===== Task data =====
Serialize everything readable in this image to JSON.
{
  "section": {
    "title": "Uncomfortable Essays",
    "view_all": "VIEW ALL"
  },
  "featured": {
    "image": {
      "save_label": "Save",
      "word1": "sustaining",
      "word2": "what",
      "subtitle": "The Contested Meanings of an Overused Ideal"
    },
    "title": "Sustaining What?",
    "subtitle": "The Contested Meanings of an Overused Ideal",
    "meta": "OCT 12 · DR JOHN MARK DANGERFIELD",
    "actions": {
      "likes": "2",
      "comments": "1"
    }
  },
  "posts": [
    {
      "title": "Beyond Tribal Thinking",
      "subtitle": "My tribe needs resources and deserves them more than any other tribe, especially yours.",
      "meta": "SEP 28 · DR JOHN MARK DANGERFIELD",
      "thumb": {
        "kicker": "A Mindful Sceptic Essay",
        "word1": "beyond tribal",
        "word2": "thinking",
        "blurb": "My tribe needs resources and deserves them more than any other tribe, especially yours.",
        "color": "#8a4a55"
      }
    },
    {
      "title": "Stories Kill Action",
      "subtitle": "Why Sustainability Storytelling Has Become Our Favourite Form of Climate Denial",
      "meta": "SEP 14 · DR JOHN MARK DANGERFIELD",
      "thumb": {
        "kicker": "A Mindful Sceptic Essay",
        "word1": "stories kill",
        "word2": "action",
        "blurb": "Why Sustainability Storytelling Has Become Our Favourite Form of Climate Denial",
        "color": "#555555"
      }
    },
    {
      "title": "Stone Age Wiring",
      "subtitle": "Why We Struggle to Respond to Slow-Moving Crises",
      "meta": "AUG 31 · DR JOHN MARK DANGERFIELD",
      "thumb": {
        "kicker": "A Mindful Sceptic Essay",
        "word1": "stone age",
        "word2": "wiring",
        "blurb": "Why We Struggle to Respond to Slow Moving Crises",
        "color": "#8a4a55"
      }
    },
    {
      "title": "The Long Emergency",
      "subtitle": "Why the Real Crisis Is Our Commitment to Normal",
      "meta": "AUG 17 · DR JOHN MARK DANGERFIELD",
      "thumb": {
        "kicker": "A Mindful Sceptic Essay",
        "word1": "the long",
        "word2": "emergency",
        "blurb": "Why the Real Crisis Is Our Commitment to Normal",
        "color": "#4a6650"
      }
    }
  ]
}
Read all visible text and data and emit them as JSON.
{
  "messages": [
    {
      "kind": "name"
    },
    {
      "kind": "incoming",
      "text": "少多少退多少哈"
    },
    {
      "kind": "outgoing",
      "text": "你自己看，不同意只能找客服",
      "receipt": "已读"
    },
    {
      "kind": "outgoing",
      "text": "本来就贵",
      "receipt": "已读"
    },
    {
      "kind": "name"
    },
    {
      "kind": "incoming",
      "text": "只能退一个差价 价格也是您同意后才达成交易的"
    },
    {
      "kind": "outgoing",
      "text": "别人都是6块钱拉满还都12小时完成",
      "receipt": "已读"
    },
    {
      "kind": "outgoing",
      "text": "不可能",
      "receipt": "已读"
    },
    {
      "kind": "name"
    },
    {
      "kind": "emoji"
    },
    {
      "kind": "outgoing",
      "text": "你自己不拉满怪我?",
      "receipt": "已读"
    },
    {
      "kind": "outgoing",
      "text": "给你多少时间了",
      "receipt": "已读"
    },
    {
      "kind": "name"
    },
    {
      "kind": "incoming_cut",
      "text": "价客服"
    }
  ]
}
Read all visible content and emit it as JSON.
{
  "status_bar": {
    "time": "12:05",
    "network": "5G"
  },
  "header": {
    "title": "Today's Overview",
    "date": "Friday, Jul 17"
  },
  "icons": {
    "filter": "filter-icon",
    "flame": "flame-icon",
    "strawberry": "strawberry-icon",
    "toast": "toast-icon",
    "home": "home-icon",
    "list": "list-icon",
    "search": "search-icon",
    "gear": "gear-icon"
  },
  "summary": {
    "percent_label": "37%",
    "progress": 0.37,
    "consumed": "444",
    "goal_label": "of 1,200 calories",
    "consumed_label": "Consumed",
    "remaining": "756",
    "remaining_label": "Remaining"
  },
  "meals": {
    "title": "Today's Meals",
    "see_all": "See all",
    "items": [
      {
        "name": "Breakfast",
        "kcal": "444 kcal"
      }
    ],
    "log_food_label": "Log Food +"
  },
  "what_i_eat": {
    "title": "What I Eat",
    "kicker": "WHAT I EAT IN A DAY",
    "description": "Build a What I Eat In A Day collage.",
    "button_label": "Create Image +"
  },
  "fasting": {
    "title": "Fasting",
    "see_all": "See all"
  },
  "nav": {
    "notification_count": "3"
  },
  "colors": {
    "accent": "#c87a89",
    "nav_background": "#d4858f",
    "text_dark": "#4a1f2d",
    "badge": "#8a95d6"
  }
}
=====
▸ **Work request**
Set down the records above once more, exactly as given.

▸ **Exercise answer**
Serialize everything readable in this image to JSON.
{
  "section": {
    "title": "Uncomfortable Essays",
    "view_all": "VIEW ALL"
  },
  "featured": {
    "image": {
      "save_label": "Save",
      "word1": "sustaining",
      "word2": "what",
      "subtitle": "The Contested Meanings of an Overused Ideal"
    },
    "title": "Sustaining What?",
    "subtitle": "The Contested Meanings of an Overused Ideal",
    "meta": "OCT 12 · DR JOHN MARK DANGERFIELD",
    "actions": {
      "likes": "2",
      "comments": "1"
    }
  },
  "posts": [
    {
      "title": "Beyond Tribal Thinking",
      "subtitle": "My tribe needs resources and deserves them more than any other tribe, especially yours.",
      "meta": "SEP 28 · DR JOHN MARK DANGERFIELD",
      "thumb": {
        "kicker": "A Mindful Sceptic Essay",
        "word1": "beyond tribal",
        "word2": "thinking",
        "blurb": "My tribe needs resources and deserves them more than any other tribe, especially yours.",
        "color": "#8a4a55"
      }
    },
    {
      "title": "Stories Kill Action",
      "subtitle": "Why Sustainability Storytelling Has Become Our Favourite Form of Climate Denial",
      "meta": "SEP 14 · DR JOHN MARK DANGERFIELD",
      "thumb": {
        "kicker": "A Mindful Sceptic Essay",
        "word1": "stories kill",
        "word2": "action",
        "blurb": "Why Sustainability Storytelling Has Become Our Favourite Form of Climate Denial",
        "color": "#555555"
      }
    },
    {
      "title": "Stone Age Wiring",
      "subtitle": "Why We Struggle to Respond to Slow-Moving Crises",
      "meta": "AUG 31 · DR JOHN MARK DANGERFIELD",
      "thumb": {
        "kicker": "A Mindful Sceptic Essay",
        "word1": "stone age",
        "word2": "wiring",
        "blurb": "Why We Struggle to Respond to Slow Moving Crises",
        "color": "#8a4a55"
      }
    },
    {
      "title": "The Long Emergency",
      "subtitle": "Why the Real Crisis Is Our Commitment to Normal",
      "meta": "AUG 17 · DR JOHN MARK DANGERFIELD",
      "thumb": {
        "kicker": "A Mindful Sceptic Essay",
        "word1": "the long",
        "word2": "emergency",
        "blurb": "Why the Real Crisis Is Our Commitment to Normal",
        "color": "#4a6650"
      }
    }
  ]
}
Read all visible text and data and emit them as JSON.
{
  "messages": [
    {
      "kind": "name"
    },
    {
      "kind": "incoming",
      "text": "少多少退多少哈"
    },
    {
      "kind": "outgoing",
      "text": "你自己看，不同意只能找客服",
      "receipt": "已读"
    },
    {
      "kind": "outgoing",
      "text": "本来就贵",
      "receipt": "已读"
    },
    {
      "kind": "name"
    },
    {
      "kind": "incoming",
      "text": "只能退一个差价 价格也是您同意后才达成交易的"
    },
    {
      "kind": "outgoing",
      "text": "别人都是6块钱拉满还都12小时完成",
      "receipt": "已读"
    },
    {
      "kind": "outgoing",
      "text": "不可能",
      "receipt": "已读"
    },
    {
      "kind": "name"
    },
    {
      "kind": "emoji"
    },
    {
      "kind": "outgoing",
      "text": "你自己不拉满怪我?",
      "receipt": "已读"
    },
    {
      "kind": "outgoing",
      "text": "给你多少时间了",
      "receipt": "已读"
    },
    {
      "kind": "name"
    },
    {
      "kind": "incoming_cut",
      "text": "价客服"
    }
  ]
}
Read all visible content and emit it as JSON.
{
  "status_bar": {
    "time": "12:05",
    "network": "5G"
  },
  "header": {
    "title": "Today's Overview",
    "date": "Friday, Jul 17"
  },
  "icons": {
    "filter": "filter-icon",
    "flame": "flame-icon",
    "strawberry": "strawberry-icon",
    "toast": "toast-icon",
    "home": "home-icon",
    "list": "list-icon",
    "search": "search-icon",
    "gear": "gear-icon"
  },
  "summary": {
    "percent_label": "37%",
    "progress": 0.37,
    "consumed": "444",
    "goal_label": "of 1,200 calories",
    "consumed_label": "Consumed",
    "remaining": "756",
    "remaining_label": "Remaining"
  },
  "meals": {
    "title": "Today's Meals",
    "see_all": "See all",
    "items": [
      {
        "name": "Breakfast",
        "kcal": "444 kcal"
      }
    ],
    "log_food_label": "Log Food +"
  },
  "what_i_eat": {
    "title": "What I Eat",
    "kicker": "WHAT I EAT IN A DAY",
    "description": "Build a What I Eat In A Day collage.",
    "button_label": "Create Image +"
  },
  "fasting": {
    "title": "Fasting",
    "see_all": "See all"
  },
  "nav": {
    "notification_count": "3"
  },
  "colors": {
    "accent": "#c87a89",
    "nav_background": "#d4858f",
    "text_dark": "#4a1f2d",
    "badge": "#8a95d6"
  }
}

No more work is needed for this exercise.